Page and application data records
_____
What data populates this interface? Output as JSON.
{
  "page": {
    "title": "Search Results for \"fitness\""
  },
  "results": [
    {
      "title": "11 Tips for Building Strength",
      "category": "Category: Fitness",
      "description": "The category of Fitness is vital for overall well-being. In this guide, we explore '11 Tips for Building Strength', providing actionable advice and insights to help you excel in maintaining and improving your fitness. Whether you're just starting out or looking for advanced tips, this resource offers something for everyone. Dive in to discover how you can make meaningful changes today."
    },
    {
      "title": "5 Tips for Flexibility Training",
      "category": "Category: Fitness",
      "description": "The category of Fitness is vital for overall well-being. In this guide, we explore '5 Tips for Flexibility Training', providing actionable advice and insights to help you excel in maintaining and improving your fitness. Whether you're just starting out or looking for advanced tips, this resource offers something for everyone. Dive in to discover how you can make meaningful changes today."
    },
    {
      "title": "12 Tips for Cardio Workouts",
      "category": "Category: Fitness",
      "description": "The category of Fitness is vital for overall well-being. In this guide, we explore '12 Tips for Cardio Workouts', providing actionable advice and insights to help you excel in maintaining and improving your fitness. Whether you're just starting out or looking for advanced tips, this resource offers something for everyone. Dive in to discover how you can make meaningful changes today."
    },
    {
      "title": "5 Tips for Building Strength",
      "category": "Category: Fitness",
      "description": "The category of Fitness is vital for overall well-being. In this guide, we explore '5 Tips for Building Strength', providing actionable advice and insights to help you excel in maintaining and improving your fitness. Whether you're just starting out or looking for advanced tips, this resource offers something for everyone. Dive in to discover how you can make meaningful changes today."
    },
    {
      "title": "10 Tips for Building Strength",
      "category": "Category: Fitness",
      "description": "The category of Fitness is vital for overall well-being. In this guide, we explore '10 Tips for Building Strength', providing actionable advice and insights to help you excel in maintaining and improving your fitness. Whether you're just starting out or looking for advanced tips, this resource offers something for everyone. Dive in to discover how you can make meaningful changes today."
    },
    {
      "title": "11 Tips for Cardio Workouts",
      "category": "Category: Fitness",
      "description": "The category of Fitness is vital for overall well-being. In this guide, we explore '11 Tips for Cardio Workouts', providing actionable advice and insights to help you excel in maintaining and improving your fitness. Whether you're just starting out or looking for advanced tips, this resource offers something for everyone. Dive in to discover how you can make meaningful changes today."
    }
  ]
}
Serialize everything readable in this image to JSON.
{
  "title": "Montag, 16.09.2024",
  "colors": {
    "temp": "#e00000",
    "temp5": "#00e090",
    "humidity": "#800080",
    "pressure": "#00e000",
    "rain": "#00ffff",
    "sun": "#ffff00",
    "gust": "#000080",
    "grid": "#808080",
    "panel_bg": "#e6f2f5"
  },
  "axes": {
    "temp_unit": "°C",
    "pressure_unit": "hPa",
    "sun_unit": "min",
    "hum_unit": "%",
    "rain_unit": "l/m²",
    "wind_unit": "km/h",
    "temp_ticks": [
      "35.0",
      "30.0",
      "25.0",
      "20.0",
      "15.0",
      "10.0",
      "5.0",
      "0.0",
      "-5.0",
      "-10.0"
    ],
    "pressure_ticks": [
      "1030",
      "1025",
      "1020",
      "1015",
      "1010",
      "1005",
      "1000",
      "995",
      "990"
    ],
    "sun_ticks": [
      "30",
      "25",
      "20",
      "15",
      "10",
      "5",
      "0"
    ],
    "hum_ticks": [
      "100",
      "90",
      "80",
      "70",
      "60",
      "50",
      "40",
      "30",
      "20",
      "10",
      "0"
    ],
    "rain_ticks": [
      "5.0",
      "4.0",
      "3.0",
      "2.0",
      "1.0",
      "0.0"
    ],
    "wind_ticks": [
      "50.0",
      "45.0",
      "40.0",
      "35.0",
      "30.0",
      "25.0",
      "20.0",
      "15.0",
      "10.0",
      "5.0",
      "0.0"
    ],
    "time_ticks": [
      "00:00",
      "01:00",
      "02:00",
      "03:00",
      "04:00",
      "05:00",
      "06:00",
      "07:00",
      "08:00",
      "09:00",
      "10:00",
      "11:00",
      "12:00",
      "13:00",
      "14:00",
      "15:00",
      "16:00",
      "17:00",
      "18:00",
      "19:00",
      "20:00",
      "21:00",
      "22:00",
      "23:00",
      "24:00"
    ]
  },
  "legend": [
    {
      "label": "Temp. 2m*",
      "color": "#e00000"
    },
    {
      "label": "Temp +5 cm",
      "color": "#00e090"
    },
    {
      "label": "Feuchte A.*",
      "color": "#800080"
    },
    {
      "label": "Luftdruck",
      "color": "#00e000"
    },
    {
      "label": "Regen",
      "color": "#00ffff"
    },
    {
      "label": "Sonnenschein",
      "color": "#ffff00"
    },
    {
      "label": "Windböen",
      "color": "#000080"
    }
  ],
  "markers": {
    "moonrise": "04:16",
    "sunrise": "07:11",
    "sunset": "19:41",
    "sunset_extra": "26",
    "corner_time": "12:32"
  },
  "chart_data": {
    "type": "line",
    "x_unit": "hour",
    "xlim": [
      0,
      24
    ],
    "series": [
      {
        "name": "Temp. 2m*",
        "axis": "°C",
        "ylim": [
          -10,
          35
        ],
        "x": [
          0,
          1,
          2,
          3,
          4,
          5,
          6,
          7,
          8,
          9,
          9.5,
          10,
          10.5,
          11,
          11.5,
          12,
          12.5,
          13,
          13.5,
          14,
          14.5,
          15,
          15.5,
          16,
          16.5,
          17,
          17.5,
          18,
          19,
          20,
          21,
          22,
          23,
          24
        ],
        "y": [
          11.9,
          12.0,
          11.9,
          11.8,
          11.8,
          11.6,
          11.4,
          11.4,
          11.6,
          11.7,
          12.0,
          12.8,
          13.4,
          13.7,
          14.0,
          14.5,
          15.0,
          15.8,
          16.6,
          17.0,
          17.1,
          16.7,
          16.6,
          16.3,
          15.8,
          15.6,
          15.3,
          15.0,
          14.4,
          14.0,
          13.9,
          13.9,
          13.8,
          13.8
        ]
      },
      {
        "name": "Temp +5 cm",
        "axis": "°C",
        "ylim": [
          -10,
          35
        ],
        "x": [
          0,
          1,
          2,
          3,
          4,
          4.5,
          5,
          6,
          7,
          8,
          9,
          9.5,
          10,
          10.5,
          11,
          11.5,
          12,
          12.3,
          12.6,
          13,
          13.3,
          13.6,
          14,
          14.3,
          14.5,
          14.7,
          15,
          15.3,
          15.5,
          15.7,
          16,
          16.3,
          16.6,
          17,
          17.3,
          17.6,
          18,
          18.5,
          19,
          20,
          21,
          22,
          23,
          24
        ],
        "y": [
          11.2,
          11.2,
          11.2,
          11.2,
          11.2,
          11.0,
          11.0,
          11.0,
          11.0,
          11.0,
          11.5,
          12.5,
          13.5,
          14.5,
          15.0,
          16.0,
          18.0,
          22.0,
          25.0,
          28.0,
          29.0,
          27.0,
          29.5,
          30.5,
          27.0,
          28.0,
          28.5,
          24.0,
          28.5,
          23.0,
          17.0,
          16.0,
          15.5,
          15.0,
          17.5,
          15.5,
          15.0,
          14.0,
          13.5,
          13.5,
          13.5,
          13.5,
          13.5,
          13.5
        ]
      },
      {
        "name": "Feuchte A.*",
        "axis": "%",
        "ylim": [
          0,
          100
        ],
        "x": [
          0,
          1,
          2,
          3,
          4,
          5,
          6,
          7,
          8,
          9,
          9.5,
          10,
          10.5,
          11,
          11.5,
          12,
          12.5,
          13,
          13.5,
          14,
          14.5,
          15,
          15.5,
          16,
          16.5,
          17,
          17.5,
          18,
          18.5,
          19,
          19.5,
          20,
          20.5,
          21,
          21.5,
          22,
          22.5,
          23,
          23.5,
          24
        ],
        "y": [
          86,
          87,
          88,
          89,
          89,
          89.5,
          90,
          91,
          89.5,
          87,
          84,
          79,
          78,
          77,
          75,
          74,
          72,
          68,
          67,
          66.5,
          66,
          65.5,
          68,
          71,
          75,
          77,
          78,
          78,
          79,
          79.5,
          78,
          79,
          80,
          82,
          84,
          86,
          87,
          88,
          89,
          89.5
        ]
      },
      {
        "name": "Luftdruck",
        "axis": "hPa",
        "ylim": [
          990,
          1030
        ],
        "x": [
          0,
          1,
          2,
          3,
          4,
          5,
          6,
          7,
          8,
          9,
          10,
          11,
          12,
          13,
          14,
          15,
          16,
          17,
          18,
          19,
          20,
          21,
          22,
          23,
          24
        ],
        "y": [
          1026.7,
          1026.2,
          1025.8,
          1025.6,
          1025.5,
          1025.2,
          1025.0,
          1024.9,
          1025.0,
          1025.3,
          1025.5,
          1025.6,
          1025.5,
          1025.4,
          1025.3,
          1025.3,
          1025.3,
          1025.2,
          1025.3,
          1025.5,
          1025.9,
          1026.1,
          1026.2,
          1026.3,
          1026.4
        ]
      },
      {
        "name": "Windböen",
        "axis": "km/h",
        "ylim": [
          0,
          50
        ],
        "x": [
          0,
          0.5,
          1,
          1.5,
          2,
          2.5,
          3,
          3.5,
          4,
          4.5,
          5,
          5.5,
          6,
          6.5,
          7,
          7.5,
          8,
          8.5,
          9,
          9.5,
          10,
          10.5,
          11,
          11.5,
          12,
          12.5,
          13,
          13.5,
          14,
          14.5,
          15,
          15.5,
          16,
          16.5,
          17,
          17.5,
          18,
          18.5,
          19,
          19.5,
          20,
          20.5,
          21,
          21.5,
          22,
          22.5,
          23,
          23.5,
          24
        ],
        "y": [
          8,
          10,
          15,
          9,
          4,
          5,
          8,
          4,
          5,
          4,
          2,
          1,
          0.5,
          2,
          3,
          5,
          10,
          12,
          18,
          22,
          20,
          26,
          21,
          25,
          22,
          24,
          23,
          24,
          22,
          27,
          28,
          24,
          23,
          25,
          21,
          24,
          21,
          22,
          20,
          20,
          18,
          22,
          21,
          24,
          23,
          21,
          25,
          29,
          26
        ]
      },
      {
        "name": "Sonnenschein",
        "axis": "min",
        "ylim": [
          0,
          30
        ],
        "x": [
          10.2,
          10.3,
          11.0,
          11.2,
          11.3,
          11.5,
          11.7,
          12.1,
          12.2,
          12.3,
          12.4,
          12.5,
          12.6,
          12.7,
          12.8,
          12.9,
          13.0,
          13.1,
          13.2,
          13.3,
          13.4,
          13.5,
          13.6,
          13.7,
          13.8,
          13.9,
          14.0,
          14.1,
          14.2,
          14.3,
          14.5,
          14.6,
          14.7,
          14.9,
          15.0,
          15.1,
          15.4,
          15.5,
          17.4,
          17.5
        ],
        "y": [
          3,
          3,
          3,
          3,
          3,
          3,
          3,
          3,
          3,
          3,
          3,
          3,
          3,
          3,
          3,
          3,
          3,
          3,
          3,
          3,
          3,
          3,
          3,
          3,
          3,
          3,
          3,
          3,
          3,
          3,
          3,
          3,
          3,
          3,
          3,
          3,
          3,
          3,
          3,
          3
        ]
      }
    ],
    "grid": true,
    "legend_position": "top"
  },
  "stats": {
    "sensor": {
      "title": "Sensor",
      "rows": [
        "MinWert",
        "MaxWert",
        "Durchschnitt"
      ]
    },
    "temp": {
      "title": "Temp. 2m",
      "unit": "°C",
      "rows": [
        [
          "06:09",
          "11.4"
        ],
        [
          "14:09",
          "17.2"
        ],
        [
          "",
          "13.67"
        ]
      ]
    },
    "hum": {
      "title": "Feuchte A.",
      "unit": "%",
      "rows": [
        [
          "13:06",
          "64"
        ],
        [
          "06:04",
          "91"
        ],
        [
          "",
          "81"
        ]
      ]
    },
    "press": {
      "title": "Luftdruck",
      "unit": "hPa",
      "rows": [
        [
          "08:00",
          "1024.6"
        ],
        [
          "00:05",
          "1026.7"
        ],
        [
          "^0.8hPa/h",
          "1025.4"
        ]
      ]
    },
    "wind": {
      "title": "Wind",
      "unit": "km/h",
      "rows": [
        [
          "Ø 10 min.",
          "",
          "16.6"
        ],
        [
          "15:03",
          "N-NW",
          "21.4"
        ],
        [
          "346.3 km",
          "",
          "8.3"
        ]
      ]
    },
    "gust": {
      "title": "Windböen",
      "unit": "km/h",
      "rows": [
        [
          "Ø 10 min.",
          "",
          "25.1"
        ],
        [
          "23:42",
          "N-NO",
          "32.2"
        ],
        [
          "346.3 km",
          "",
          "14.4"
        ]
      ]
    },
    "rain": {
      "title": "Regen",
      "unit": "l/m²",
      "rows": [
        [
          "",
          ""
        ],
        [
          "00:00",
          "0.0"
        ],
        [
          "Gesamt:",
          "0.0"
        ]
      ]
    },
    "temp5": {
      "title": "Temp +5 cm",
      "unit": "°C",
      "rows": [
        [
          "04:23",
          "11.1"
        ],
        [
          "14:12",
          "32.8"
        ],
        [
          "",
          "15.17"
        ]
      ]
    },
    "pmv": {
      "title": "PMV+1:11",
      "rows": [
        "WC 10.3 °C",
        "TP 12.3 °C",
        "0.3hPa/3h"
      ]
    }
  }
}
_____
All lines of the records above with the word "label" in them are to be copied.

      "label": "Temp. 2m*",
      "label": "Temp +5 cm",
      "label": "Feuchte A.*",
      "label": "Luftdruck",
      "label": "Regen",
      "label": "Sonnenschein",
      "label": "Windböen",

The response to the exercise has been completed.